While the 4-3-2-1 formation is not the most popular system, it boasts significant advantages, as demonstrated throughout this article. Accomplished coaches like Carlo Ancelotti have harnessed its defensive solidity and attacking flexibility to secure European and domestic titles. Soccer tactics evolve in waves, and although this formation may deviate from convention, its popularity may resurge in the future. To discover more about the tactical trends in the game, explore our article on the rising phenomenon of zonal marking.

Frequently Asked Questions:

Why is 4-3-2-1 called the Christmas Tree formation?

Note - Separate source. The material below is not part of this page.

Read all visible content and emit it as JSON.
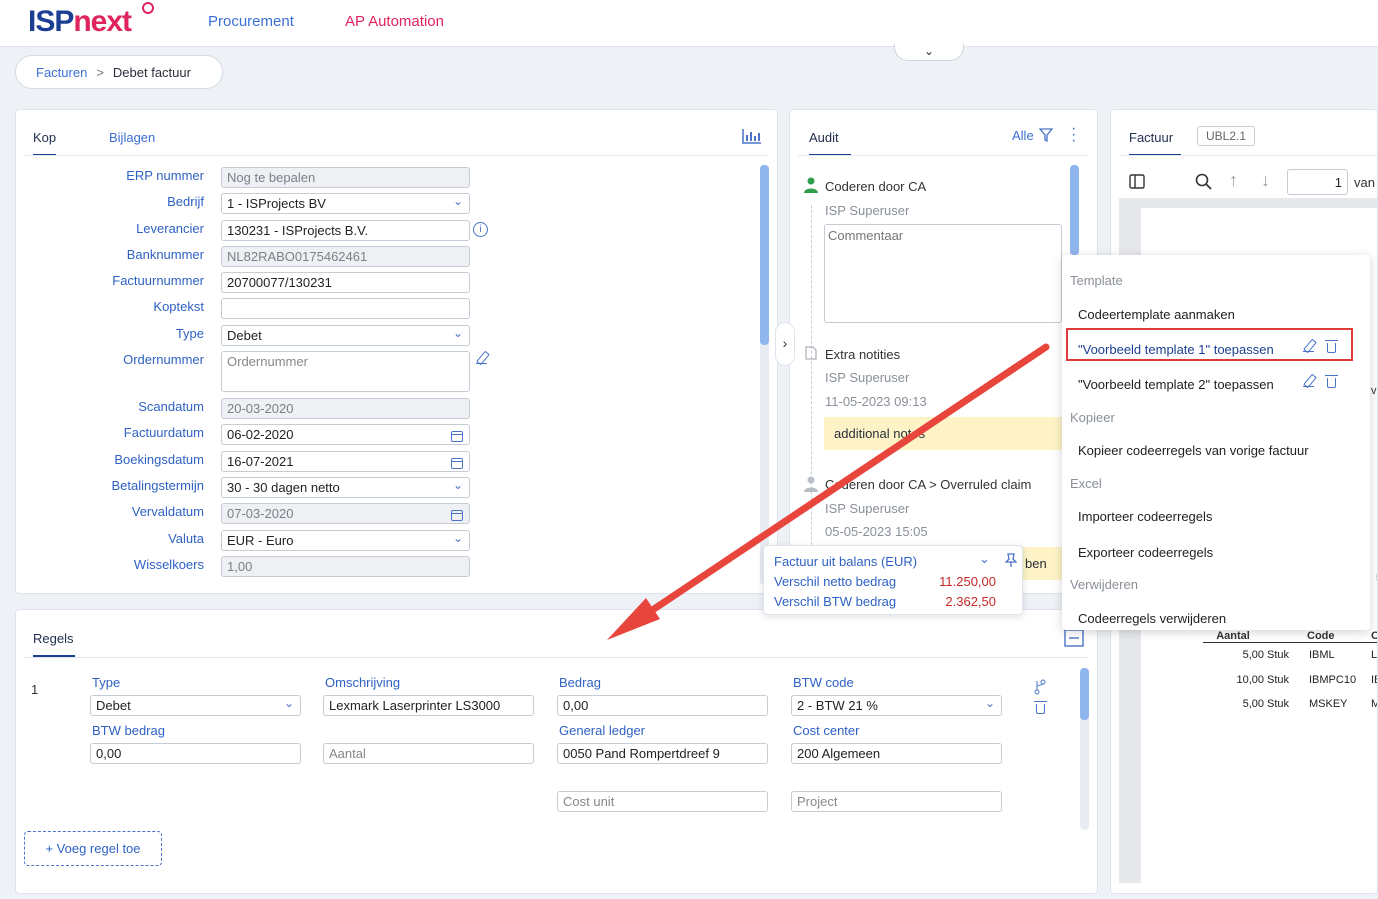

The 4-3-2-1 formation earned the moniker “Christmas Tree” due to its triangular shape when recorded on a team sheet. The structure comprises four defenders, three holding midfielders, two attacking midfielders, and one striker, combining to create a fluid triangle-like shape.

How does the 4-2-3-1 formation work?

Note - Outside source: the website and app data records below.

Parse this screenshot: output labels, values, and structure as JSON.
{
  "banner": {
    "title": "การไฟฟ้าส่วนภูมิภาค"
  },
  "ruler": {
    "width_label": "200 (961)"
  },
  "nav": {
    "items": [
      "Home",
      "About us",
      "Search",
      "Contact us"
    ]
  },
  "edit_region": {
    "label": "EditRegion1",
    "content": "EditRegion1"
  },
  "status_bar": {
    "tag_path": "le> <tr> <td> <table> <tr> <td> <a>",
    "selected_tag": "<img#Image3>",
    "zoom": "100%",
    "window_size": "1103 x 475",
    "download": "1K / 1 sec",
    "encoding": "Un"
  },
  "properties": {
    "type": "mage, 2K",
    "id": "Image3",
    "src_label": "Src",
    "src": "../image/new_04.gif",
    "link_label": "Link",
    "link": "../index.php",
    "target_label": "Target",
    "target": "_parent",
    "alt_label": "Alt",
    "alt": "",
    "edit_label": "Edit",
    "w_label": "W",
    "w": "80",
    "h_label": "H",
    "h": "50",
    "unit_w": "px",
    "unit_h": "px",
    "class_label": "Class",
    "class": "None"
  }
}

The 4-2-3-1 formation is a variation of the 4-5-1 system that divides the midfield into a double pivot of two defensive midfielders and a more fluid attacking midfield trio. A lone striker leads the offensive line, while the defense is supported by a back four. This formation is designed to maintain possession and dominate the midfield.

What is a double pivot in soccer?

The term “double pivot” refers to a central defensive midfield partnership responsible for shielding the defense, intercepting opponent attacks, and progressing the ball to more advanced midfield players. To gain a deeper understanding of this position, refer to our article on the double pivot.

Fred Garratt-Stanley, a freelance writer and passionate Norwich City fan, possesses experience reporting on football for various publications. His background in music and culture journalism has also seen his work featured in NME, The Quietus, Resident Advisor, and other publications. Currently, he works as a content writer for online health and fitness publications.